Exercise requirements:
The pictures are to be omitted when the entries are reproduced exactly.

Provided records:
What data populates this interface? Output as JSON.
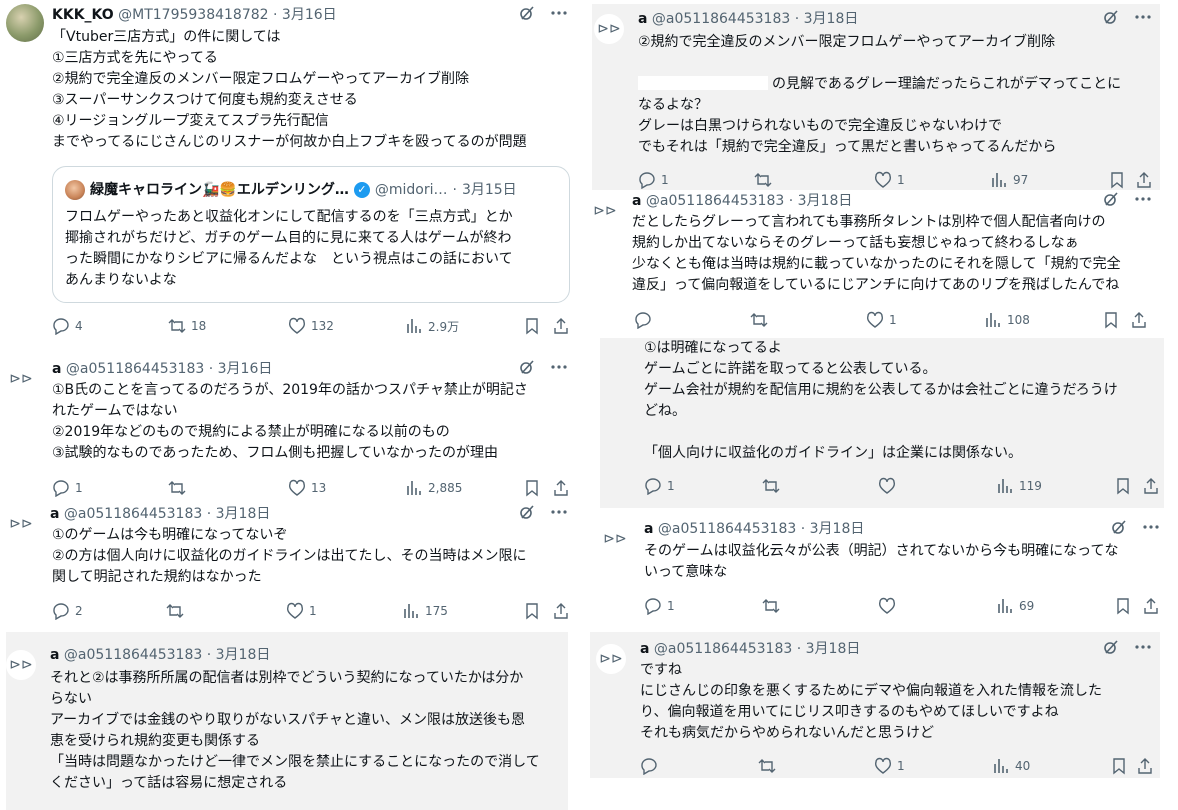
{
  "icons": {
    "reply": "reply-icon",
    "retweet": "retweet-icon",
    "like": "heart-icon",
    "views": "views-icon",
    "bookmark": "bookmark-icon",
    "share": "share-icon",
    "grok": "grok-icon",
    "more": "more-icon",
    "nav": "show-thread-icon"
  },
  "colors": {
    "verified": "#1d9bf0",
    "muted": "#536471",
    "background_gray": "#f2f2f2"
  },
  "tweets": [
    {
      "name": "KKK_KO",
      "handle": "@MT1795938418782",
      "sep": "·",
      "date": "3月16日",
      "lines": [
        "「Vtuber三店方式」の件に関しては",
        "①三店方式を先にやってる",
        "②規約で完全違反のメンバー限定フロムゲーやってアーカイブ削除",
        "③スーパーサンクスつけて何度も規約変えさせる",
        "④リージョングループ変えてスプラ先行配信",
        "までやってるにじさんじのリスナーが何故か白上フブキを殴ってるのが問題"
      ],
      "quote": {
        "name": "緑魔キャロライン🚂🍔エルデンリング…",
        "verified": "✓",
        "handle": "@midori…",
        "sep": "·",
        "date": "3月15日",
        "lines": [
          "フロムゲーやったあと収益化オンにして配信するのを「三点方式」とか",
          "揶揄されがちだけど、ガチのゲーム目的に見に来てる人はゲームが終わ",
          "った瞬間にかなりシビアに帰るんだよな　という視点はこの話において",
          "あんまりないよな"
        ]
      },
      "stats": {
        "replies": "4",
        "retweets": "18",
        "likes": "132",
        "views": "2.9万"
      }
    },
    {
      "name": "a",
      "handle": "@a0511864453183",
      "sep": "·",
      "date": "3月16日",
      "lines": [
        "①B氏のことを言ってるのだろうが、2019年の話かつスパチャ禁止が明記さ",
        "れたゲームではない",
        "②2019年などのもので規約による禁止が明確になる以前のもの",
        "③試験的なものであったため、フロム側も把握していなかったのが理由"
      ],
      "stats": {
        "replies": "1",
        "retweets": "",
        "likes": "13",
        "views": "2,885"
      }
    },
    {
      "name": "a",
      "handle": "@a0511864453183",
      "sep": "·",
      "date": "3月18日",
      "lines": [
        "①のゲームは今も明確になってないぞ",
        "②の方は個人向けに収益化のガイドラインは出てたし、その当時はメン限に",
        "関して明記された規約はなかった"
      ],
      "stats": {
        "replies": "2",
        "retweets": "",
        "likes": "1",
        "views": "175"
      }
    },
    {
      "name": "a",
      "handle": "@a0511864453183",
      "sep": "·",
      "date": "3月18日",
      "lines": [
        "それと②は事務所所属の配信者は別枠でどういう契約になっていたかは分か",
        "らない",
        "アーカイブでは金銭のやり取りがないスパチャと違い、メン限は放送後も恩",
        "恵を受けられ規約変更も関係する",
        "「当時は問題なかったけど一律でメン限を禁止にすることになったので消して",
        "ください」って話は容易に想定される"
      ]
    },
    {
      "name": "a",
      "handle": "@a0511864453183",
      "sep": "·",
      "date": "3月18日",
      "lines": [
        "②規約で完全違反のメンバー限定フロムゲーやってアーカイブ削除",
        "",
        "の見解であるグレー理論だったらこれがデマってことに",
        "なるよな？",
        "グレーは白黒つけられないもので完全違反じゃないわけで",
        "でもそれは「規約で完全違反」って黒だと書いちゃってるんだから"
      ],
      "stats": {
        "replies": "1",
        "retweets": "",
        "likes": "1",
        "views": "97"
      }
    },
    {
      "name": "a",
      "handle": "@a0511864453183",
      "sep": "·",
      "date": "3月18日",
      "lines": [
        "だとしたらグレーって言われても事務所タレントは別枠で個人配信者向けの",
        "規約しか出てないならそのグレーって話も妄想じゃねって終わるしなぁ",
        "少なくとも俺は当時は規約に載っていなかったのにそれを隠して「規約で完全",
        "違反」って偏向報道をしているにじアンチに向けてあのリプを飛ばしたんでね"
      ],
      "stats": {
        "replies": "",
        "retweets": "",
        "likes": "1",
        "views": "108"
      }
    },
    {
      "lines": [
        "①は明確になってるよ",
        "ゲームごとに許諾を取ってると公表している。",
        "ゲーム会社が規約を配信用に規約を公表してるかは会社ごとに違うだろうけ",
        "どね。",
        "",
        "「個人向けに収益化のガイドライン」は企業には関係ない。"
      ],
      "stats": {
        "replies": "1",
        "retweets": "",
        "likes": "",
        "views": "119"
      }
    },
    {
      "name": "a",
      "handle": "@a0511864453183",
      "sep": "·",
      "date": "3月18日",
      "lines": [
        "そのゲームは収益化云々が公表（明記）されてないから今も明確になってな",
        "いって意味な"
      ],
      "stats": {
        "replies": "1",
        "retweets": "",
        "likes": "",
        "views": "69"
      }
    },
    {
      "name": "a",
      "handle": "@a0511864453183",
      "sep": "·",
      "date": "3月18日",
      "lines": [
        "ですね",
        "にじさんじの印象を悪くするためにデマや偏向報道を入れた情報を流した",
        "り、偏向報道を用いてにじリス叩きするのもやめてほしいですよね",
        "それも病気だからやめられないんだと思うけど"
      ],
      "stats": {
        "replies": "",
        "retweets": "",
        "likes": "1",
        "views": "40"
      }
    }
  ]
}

Worked solution:
What data populates this interface? Output as JSON.
{
  "icons": {
    "reply": "reply-icon",
    "retweet": "retweet-icon",
    "like": "heart-icon",
    "views": "views-icon",
    "bookmark": "bookmark-icon",
    "share": "share-icon",
    "grok": "grok-icon",
    "more": "more-icon",
    "nav": "show-thread-icon"
  },
  "colors": {
    "verified": "#1d9bf0",
    "muted": "#536471",
    "background_gray": "#f2f2f2"
  },
  "tweets": [
    {
      "name": "KKK_KO",
      "handle": "@MT1795938418782",
      "sep": "·",
      "date": "3月16日",
      "lines": [
        "「Vtuber三店方式」の件に関しては",
        "①三店方式を先にやってる",
        "②規約で完全違反のメンバー限定フロムゲーやってアーカイブ削除",
        "③スーパーサンクスつけて何度も規約変えさせる",
        "④リージョングループ変えてスプラ先行配信",
        "までやってるにじさんじのリスナーが何故か白上フブキを殴ってるのが問題"
      ],
      "quote": {
        "name": "緑魔キャロライン🚂🍔エルデンリング…",
        "verified": "✓",
        "handle": "@midori…",
        "sep": "·",
        "date": "3月15日",
        "lines": [
          "フロムゲーやったあと収益化オンにして配信するのを「三点方式」とか",
          "揶揄されがちだけど、ガチのゲーム目的に見に来てる人はゲームが終わ",
          "った瞬間にかなりシビアに帰るんだよな　という視点はこの話において",
          "あんまりないよな"
        ]
      },
      "stats": {
        "replies": "4",
        "retweets": "18",
        "likes": "132",
        "views": "2.9万"
      }
    },
    {
      "name": "a",
      "handle": "@a0511864453183",
      "sep": "·",
      "date": "3月16日",
      "lines": [
        "①B氏のことを言ってるのだろうが、2019年の話かつスパチャ禁止が明記さ",
        "れたゲームではない",
        "②2019年などのもので規約による禁止が明確になる以前のもの",
        "③試験的なものであったため、フロム側も把握していなかったのが理由"
      ],
      "stats": {
        "replies": "1",
        "retweets": "",
        "likes": "13",
        "views": "2,885"
      }
    },
    {
      "name": "a",
      "handle": "@a0511864453183",
      "sep": "·",
      "date": "3月18日",
      "lines": [
        "①のゲームは今も明確になってないぞ",
        "②の方は個人向けに収益化のガイドラインは出てたし、その当時はメン限に",
        "関して明記された規約はなかった"
      ],
      "stats": {
        "replies": "2",
        "retweets": "",
        "likes": "1",
        "views": "175"
      }
    },
    {
      "name": "a",
      "handle": "@a0511864453183",
      "sep": "·",
      "date": "3月18日",
      "lines": [
        "それと②は事務所所属の配信者は別枠でどういう契約になっていたかは分か",
        "らない",
        "アーカイブでは金銭のやり取りがないスパチャと違い、メン限は放送後も恩",
        "恵を受けられ規約変更も関係する",
        "「当時は問題なかったけど一律でメン限を禁止にすることになったので消して",
        "ください」って話は容易に想定される"
      ]
    },
    {
      "name": "a",
      "handle": "@a0511864453183",
      "sep": "·",
      "date": "3月18日",
      "lines": [
        "②規約で完全違反のメンバー限定フロムゲーやってアーカイブ削除",
        "",
        "の見解であるグレー理論だったらこれがデマってことに",
        "なるよな？",
        "グレーは白黒つけられないもので完全違反じゃないわけで",
        "でもそれは「規約で完全違反」って黒だと書いちゃってるんだから"
      ],
      "stats": {
        "replies": "1",
        "retweets": "",
        "likes": "1",
        "views": "97"
      }
    },
    {
      "name": "a",
      "handle": "@a0511864453183",
      "sep": "·",
      "date": "3月18日",
      "lines": [
        "だとしたらグレーって言われても事務所タレントは別枠で個人配信者向けの",
        "規約しか出てないならそのグレーって話も妄想じゃねって終わるしなぁ",
        "少なくとも俺は当時は規約に載っていなかったのにそれを隠して「規約で完全",
        "違反」って偏向報道をしているにじアンチに向けてあのリプを飛ばしたんでね"
      ],
      "stats": {
        "replies": "",
        "retweets": "",
        "likes": "1",
        "views": "108"
      }
    },
    {
      "lines": [
        "①は明確になってるよ",
        "ゲームごとに許諾を取ってると公表している。",
        "ゲーム会社が規約を配信用に規約を公表してるかは会社ごとに違うだろうけ",
        "どね。",
        "",
        "「個人向けに収益化のガイドライン」は企業には関係ない。"
      ],
      "stats": {
        "replies": "1",
        "retweets": "",
        "likes": "",
        "views": "119"
      }
    },
    {
      "name": "a",
      "handle": "@a0511864453183",
      "sep": "·",
      "date": "3月18日",
      "lines": [
        "そのゲームは収益化云々が公表（明記）されてないから今も明確になってな",
        "いって意味な"
      ],
      "stats": {
        "replies": "1",
        "retweets": "",
        "likes": "",
        "views": "69"
      }
    },
    {
      "name": "a",
      "handle": "@a0511864453183",
      "sep": "·",
      "date": "3月18日",
      "lines": [
        "ですね",
        "にじさんじの印象を悪くするためにデマや偏向報道を入れた情報を流した",
        "り、偏向報道を用いてにじリス叩きするのもやめてほしいですよね",
        "それも病気だからやめられないんだと思うけど"
      ],
      "stats": {
        "replies": "",
        "retweets": "",
        "likes": "1",
        "views": "40"
      }
    }
  ]
}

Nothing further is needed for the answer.